The Poznań Fotoplastykon
The Poznań Fotoplastykon is one relic of the past whose life has never been easy. Throughout its existence of over a century, it repeatedly changed hands and sites to finally settle down in the Arkadia building. To learn more about its history, it is best to revert to the time when the stereoscopic photograph craze first took off...
Photoplasticons emerged with the discovery of stereoscopic photography: a method of producing images that offer the illusion of depth. The effect is obtained by taking two pictures of the same object from two different positions. The technique mimics the way images are captured by a pair of human eyes. A breakthrough in the development of photoplasticons came with the construction of the "kaiserpanorama" (imperial panorama) by August Furhmann in the 1980s. At the peak of its popularity, kaiserpanoramas could be found in 250 cities around the world. Furhmann's team of photographers would deliver a new collection of stereoscopic photographs every week.

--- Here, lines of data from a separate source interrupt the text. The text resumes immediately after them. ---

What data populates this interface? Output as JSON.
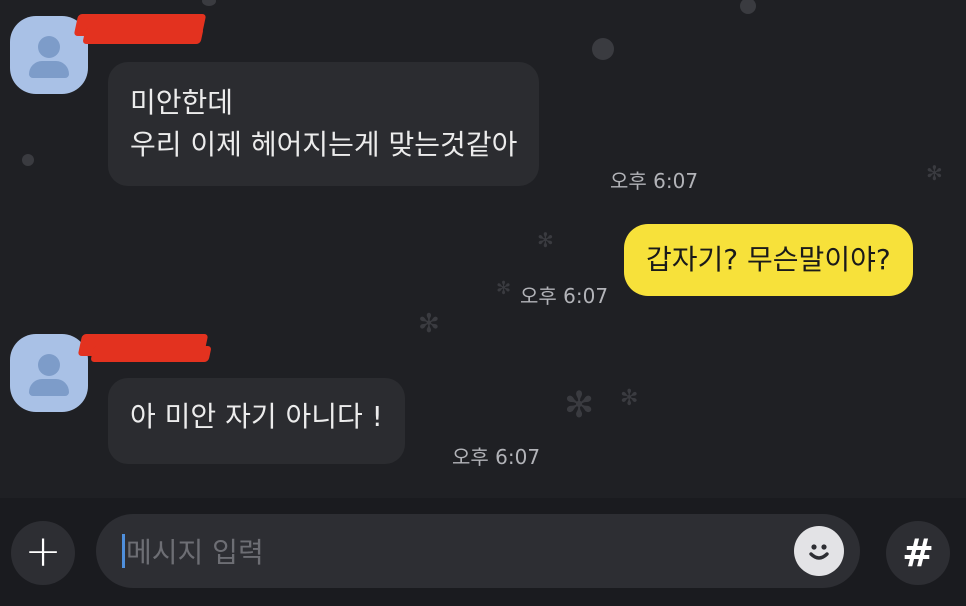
{
  "messages": [
    {
      "side": "in",
      "lines": [
        "미안한데",
        "우리 이제 헤어지는게 맞는것같아"
      ],
      "time": "오후 6:07"
    },
    {
      "side": "out",
      "text": "갑자기? 무슨말이야?",
      "time": "오후 6:07"
    },
    {
      "side": "in",
      "text": "아 미안 자기 아니다 !",
      "time": "오후 6:07"
    }
  ],
  "composer": {
    "add_symbol": "+",
    "placeholder": "메시지 입력",
    "hashtag_symbol": "#"
  },
  "icons": [
    "avatar-icon",
    "plus-icon",
    "emoji-icon",
    "hashtag-icon"
  ],
  "colors": {
    "background": "#1f2024",
    "incoming_bubble": "#2b2c30",
    "outgoing_bubble": "#f7e13a",
    "avatar": "#a9c1e6",
    "redaction": "#e3321f"
  }
}
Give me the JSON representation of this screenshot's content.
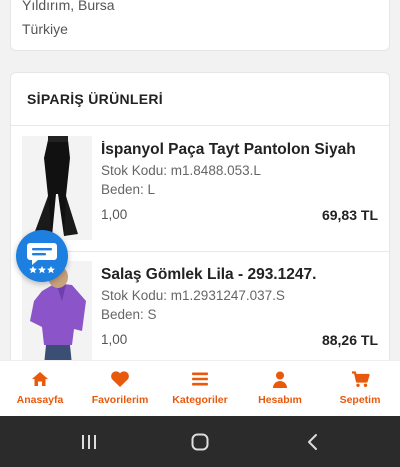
{
  "address": {
    "line1": "Yıldırım, Bursa",
    "line2": "Türkiye"
  },
  "orders": {
    "title": "SİPARİŞ ÜRÜNLERİ",
    "items": [
      {
        "name": "İspanyol Paça Tayt Pantolon Siyah",
        "stock_code": "Stok Kodu: m1.8488.053.L",
        "size": "Beden: L",
        "quantity": "1,00",
        "price": "69,83 TL"
      },
      {
        "name": "Salaş Gömlek Lila - 293.1247.",
        "stock_code": "Stok Kodu: m1.2931247.037.S",
        "size": "Beden: S",
        "quantity": "1,00",
        "price": "88,26 TL"
      }
    ]
  },
  "nav": {
    "items": [
      {
        "label": "Anasayfa",
        "icon": "home-icon"
      },
      {
        "label": "Favorilerim",
        "icon": "heart-icon"
      },
      {
        "label": "Kategoriler",
        "icon": "menu-icon"
      },
      {
        "label": "Hesabım",
        "icon": "user-icon"
      },
      {
        "label": "Sepetim",
        "icon": "cart-icon"
      }
    ]
  },
  "colors": {
    "accent": "#e8590c",
    "chat_button": "#1d7fe0",
    "system_bar": "#2b2b2b"
  }
}
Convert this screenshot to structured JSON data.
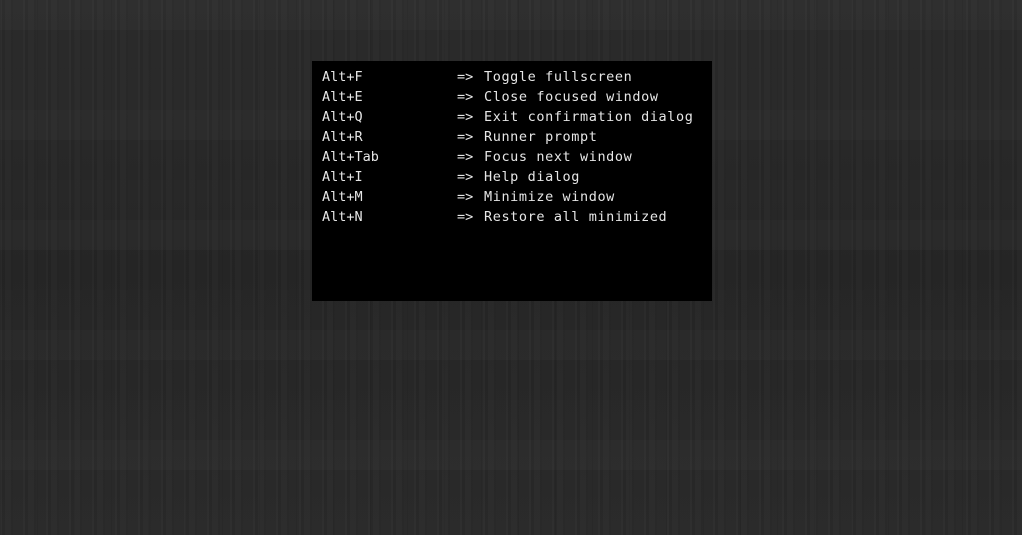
{
  "help_dialog": {
    "arrow": "=>",
    "shortcuts": [
      {
        "keys": "Alt+F",
        "action": "Toggle fullscreen"
      },
      {
        "keys": "Alt+E",
        "action": "Close focused window"
      },
      {
        "keys": "Alt+Q",
        "action": "Exit confirmation dialog"
      },
      {
        "keys": "Alt+R",
        "action": "Runner prompt"
      },
      {
        "keys": "Alt+Tab",
        "action": "Focus next window"
      },
      {
        "keys": "Alt+I",
        "action": "Help dialog"
      },
      {
        "keys": "Alt+M",
        "action": "Minimize window"
      },
      {
        "keys": "Alt+N",
        "action": "Restore all minimized"
      }
    ]
  }
}
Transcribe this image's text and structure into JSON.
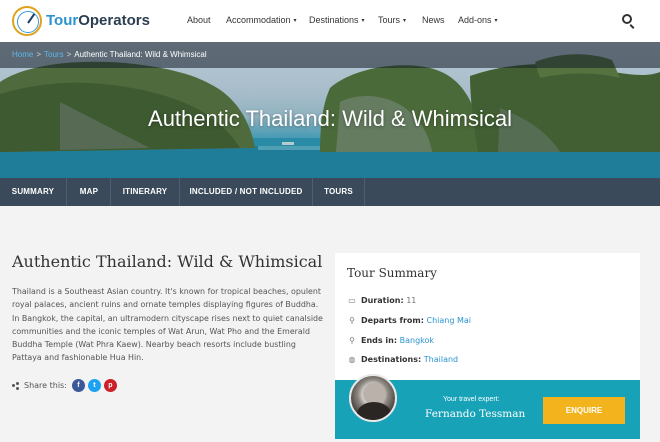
{
  "brand": {
    "name_part1": "Tour",
    "name_part2": "Operators"
  },
  "nav": {
    "items": [
      {
        "label": "About",
        "dropdown": false
      },
      {
        "label": "Accommodation",
        "dropdown": true
      },
      {
        "label": "Destinations",
        "dropdown": true
      },
      {
        "label": "Tours",
        "dropdown": true
      },
      {
        "label": "News",
        "dropdown": false
      },
      {
        "label": "Add-ons",
        "dropdown": true
      }
    ],
    "caret": "▾"
  },
  "breadcrumb": {
    "home": "Home",
    "tours": "Tours",
    "current": "Authentic Thailand: Wild & Whimsical",
    "separator": ">"
  },
  "hero": {
    "title": "Authentic Thailand: Wild & Whimsical"
  },
  "tabs": [
    "SUMMARY",
    "MAP",
    "ITINERARY",
    "INCLUDED / NOT INCLUDED",
    "TOURS"
  ],
  "content": {
    "title": "Authentic Thailand: Wild & Whimsical",
    "description_lines": [
      "Thailand is a Southeast Asian country. It's known for tropical beaches, opulent",
      "royal palaces, ancient ruins and ornate temples displaying figures of Buddha.",
      "In Bangkok, the capital, an ultramodern cityscape rises next to quiet canalside",
      "communities and the iconic temples of Wat Arun, Wat Pho and the Emerald",
      "Buddha Temple (Wat Phra Kaew). Nearby beach resorts include bustling",
      "Pattaya and fashionable Hua Hin."
    ],
    "share_label": "Share this:",
    "social": [
      {
        "name": "facebook",
        "glyph": "f",
        "color": "#3b5998"
      },
      {
        "name": "twitter",
        "glyph": "t",
        "color": "#1da1f2"
      },
      {
        "name": "pinterest",
        "glyph": "p",
        "color": "#cb2027"
      }
    ]
  },
  "summary": {
    "title": "Tour Summary",
    "duration_label": "Duration:",
    "duration_value": "11",
    "departs_label": "Departs from:",
    "departs_value": "Chiang Mai",
    "ends_label": "Ends in:",
    "ends_value": "Bangkok",
    "destinations_label": "Destinations:",
    "destinations_value": "Thailand"
  },
  "expert": {
    "label": "Your travel expert:",
    "name": "Fernando Tessman",
    "button": "ENQUIRE"
  },
  "colors": {
    "brand_blue": "#2a93cf",
    "tabbar": "#3a4a5a",
    "expert_bg": "#17a2b8",
    "enquire": "#f2b31d"
  }
}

These would then be distributed to his photoplasticons around the globe. With the advent of cinematography, photoplasticons faded into oblivion. Only a dozen have survived the test of time.
The Poznań Fotoplastykon is one of four photoplasticons that remain in operation in Poland. Its origins date back to the early 20th century. While the exact time of its production is unknown, the first mentions of the device date back to 1923. At the time, the device was housed at ul. Piekary 19 and belonged to the Silski family. It changed hands in 1951. Its new owner, Franciszek Siwiec, moved it to ul. Armii Czerwonej 53 (today's ul. Św. Marcin). The site remains the one most readily associated with the Poznań Fotoplastykon, made popular thanks mainly to its successive owners, Władysław Rut and his son Antoni, both local artistic photographers. In the 1980s and 1990s, the Fotoplastykon was a major crowd draw. For many viewers, photographs of exotic destinations were a much-valued way to learn about the world. Unfortunately, with the dawn of the new era, interest in Fotoplastykon plummeted. This forced Antoni Rut to shut down his Fotoplastykon Gallery in 2005. The device itself was dismantled and stowed in a basement. It got a new lease of life in 2015. The photoplasticon was purchased by Wydawnictwo Miejskie Posnania (Posnania Municipal Publishing House), which renovated it thoroughly and renamed it "the Poznań Fotoplastykon". It was installed in the Arsenał Municipal Gallery for four years. In 2019, the device was moved to the premises of the Publishing House in the Arkadia building on ul. F. Ratajczaka 44, where it remains in operation to the present day.
Four exhibitions have been held since the opening of the Poznań Fotoplastykon in Arkadia, all available for online viewing. These are:
- Gleams of Freedom: a display of stereoscopic photographs from World War I showing military operations, city views and historic events offering rare insights into the bygone era;
- Mission Moon: a collection of stereoscopic photographs from space missions in the 1960s and "70s, including those of the first Moon landing;
- Turn-of-the-Century Poznań: an exhibition of 19th and 20th century photographs showing the city transformations over the years;
- The Tatras in Winter: stereoscopic photographs showing the daily lives of Podhale region residents and the scaling of Tatra mountain peaks in winter.
Due to the pandemic, the facility has been closed to the public. As stereoscopic photography buffs await its reopening, they may view past exhibitions at issuu.com/fotoplastykon_poznanski.
translation: Krzysztof Kotkowski
© Wydawnictwo Miejskie Posnania 2021